Archive for March 15th, 2010


good cops, bad cops

After last Friday’s hearing, Jordan Brown’s attorneys Dennis Elisco and David Acker told reporters that Kenzie Houk’s ex-boyfriend was overheard tearfully admitting to someone at a friend’s party that he had killed his ex-girlfriend.

The attorneys said this information had been turned over to state police, though Trooper Jeffrey Martin, who is leading the investigation, claimed he was unaware of it, according to media reports.


This lead was given to him months ago (on August 26, 2009) and was never followed up on, despite the defense’s having afterwards asked Trooper Martin if he had learned anything more about the lead they’d given him.

Maybe Trooper Martin is experiencing some memory problems; if so, it seems to me he should be relieved of duty on medical grounds. Or maybe Trooper Martin is not telling the truth, in which case he should be relieved of duty on ethical grounds.

When the facts of this case are known—the full and truthful facts, not the prosecution’s fantastic connect-the-dots “spin” on fragments of innocuous “evidence” which simply does not add up—there will be no other reasonable conclusion but that the hateful and tragic outcomes of Kenzie’s and the baby’s murders can be traced back to abysmal police work and a betrayal of the trust we place in the police.

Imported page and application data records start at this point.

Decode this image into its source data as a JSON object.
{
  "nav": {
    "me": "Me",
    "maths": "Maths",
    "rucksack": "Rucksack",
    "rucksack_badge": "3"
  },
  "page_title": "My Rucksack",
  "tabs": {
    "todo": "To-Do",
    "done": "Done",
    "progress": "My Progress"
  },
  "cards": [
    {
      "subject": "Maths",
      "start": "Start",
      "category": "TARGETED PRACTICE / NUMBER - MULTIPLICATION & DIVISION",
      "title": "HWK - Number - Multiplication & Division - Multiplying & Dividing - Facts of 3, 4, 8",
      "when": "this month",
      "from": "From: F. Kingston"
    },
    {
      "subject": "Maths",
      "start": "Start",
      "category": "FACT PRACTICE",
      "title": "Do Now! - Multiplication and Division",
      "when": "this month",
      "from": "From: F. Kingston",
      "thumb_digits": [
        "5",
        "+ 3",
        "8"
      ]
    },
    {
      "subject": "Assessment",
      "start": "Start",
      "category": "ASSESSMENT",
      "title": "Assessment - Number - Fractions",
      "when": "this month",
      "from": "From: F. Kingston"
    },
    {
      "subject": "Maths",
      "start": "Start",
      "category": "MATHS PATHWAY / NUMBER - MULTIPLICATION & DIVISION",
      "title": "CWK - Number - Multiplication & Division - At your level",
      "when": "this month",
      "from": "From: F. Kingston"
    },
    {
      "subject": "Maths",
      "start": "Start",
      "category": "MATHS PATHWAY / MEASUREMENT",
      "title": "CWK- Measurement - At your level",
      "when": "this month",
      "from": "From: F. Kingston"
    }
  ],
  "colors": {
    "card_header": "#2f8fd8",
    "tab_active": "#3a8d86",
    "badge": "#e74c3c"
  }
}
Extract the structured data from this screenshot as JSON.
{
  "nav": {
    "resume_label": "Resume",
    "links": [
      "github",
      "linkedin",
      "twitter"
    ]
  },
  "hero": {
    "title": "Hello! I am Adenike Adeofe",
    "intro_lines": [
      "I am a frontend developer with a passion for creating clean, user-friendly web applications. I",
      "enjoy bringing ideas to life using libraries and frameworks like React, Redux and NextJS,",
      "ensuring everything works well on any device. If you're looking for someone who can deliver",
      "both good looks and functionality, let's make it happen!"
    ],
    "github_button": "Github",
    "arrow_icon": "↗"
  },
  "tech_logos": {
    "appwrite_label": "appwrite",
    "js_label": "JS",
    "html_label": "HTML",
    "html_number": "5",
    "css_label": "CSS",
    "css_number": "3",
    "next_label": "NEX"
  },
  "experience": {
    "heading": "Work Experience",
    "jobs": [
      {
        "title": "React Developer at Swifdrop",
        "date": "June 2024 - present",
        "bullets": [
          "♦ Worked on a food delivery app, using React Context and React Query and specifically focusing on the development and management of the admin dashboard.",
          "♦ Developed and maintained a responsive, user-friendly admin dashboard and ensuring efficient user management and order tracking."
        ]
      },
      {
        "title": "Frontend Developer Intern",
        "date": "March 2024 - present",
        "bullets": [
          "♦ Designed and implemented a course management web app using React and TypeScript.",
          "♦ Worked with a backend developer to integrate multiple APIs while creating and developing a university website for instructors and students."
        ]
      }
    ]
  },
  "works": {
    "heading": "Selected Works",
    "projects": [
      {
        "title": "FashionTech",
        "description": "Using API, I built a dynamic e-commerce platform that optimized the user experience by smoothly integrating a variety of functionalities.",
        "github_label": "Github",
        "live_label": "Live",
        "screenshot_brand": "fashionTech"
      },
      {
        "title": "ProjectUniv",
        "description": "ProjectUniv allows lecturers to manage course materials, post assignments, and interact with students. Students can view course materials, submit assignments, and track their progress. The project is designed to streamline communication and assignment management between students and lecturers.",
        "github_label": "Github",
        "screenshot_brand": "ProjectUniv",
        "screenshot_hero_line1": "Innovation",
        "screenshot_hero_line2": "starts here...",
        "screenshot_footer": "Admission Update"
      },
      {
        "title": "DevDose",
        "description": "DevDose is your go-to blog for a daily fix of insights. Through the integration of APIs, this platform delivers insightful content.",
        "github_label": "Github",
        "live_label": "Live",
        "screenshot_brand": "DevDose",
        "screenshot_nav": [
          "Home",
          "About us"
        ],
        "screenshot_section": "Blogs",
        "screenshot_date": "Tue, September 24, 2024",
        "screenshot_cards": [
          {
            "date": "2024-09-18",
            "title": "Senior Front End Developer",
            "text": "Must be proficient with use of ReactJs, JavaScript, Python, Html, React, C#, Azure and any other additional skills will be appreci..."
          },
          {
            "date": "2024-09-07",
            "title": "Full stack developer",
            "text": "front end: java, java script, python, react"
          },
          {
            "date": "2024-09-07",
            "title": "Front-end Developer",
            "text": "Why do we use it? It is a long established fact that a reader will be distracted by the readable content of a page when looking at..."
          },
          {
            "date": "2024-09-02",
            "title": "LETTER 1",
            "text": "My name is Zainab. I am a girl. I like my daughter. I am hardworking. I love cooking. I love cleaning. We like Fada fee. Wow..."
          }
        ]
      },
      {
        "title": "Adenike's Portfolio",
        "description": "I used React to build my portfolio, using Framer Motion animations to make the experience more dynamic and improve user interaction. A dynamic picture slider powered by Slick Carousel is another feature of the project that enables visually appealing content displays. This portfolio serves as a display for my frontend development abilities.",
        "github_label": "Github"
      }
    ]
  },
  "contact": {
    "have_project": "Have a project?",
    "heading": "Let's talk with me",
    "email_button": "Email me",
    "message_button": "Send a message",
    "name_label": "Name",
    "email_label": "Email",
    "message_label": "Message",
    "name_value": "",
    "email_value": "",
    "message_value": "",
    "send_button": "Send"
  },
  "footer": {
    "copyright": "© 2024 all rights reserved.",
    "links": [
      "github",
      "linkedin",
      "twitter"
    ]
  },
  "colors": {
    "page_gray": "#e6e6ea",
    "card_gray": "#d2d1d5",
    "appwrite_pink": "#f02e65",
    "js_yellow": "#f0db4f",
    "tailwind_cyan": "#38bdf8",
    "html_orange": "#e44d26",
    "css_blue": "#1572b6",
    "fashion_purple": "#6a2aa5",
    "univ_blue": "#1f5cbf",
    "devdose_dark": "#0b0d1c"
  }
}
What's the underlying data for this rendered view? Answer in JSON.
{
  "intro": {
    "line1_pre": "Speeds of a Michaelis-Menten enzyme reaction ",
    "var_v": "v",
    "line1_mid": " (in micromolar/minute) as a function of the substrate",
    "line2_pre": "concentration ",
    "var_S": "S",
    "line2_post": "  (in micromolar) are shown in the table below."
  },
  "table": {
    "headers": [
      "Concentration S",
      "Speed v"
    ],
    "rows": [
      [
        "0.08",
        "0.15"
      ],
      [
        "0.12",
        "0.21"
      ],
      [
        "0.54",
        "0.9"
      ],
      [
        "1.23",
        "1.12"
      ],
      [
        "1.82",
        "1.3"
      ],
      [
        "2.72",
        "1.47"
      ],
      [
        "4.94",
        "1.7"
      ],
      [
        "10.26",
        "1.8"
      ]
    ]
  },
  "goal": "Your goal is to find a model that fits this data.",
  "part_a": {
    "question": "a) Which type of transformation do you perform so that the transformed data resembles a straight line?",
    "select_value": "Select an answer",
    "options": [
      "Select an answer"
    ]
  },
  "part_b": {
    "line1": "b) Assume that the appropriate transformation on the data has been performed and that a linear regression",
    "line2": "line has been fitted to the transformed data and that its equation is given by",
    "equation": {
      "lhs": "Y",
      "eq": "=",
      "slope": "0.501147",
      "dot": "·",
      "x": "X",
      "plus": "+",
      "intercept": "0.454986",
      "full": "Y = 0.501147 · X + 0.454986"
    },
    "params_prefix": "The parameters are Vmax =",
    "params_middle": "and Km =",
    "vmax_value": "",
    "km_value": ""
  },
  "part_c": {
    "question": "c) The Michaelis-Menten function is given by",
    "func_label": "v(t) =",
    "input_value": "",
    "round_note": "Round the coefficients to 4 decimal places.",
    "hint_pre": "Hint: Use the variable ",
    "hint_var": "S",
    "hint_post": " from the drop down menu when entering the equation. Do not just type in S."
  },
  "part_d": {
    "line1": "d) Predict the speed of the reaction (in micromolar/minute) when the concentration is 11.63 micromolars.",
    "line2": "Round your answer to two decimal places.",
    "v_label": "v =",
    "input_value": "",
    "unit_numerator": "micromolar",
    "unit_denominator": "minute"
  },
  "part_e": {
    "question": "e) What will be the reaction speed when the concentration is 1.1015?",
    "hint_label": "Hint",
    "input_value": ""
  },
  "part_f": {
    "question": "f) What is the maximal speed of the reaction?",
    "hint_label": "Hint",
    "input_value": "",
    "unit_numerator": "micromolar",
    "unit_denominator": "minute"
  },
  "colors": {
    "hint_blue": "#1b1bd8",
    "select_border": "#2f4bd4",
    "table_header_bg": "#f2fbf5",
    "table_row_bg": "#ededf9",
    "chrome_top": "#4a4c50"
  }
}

Good cops deserve our admiration and respect. Bad cops, on the other hand, so often turn out to be criminals with badges. What has been happening in Western Pennsylvania for the last year is, by my reckoning, criminal official behavior.

It seems significant to me that at least a couple key players in the investigation and prosecution of this case are the same individuals who were involved in another Lawrence County PA murder case which is now so notorious: the attempted railroading of Thomas “Hank” Hughes Kimbell, Jr. who was sentenced to death for the 1994 murders of his neighbor, Bonnie Lou Dryfuse, her daughters Jacqueline Mae and Heather Sue, and their cousin, Stephanie Herko. After serving several years on death row, Kimbell’s conviction was overturned in 2000 and he was acquitted of the murders in 2002.

The official reason that Kimbell’s conviction was overturned was a technicality: limitations placed on his defense in questioning the testimony of a key witness. However, if the information I have learned about this case is true, there is more to the Kimbell story than is publicly known.

The charges against Jordan were based to a great extent on a tainted statement improperly elicited from Jordan’s younger step-sister by Janice Wilson (recently retired), one of the same Pennsylvania State Police troopers who had, fifteen years earlier, disclosed to Kimbell information “known only to the killer”or so the story is currently being told in the courthouse halls in Lawrence County.

In one of Kimbell’s interrogations, Trooper Wilson and one other investigator allegedly shared details of the case which were not public, including that the mother was killed first, the children’s bodies were stacked up in the bathroom, and that the back door did not open. Then, when Kimbell repeated these “inside facts” to others, the police had entrapped him through the creation of witnesses for the prosecution.

The police covered themselves by claiming that Kimbell said he learned details of the slayings by listening to a police scanner (and the prosecution claimed he knew details that hadn’t been broadcast). Kimbell was thus portrayed in his first trial as a murderer and a liar.

This case is profiled in Bill Kurtis’ book, Death Penalty on Trial. As with Kenzie’s murder, the real murderer of Mrs. Dryfuse and her children and niece is still living free.

Two dots connected does not a pattern make. Yet I cannot help but wonder if, were other “dots” from Trooper Wilson’s career investigated, would we see a disturbing pattern?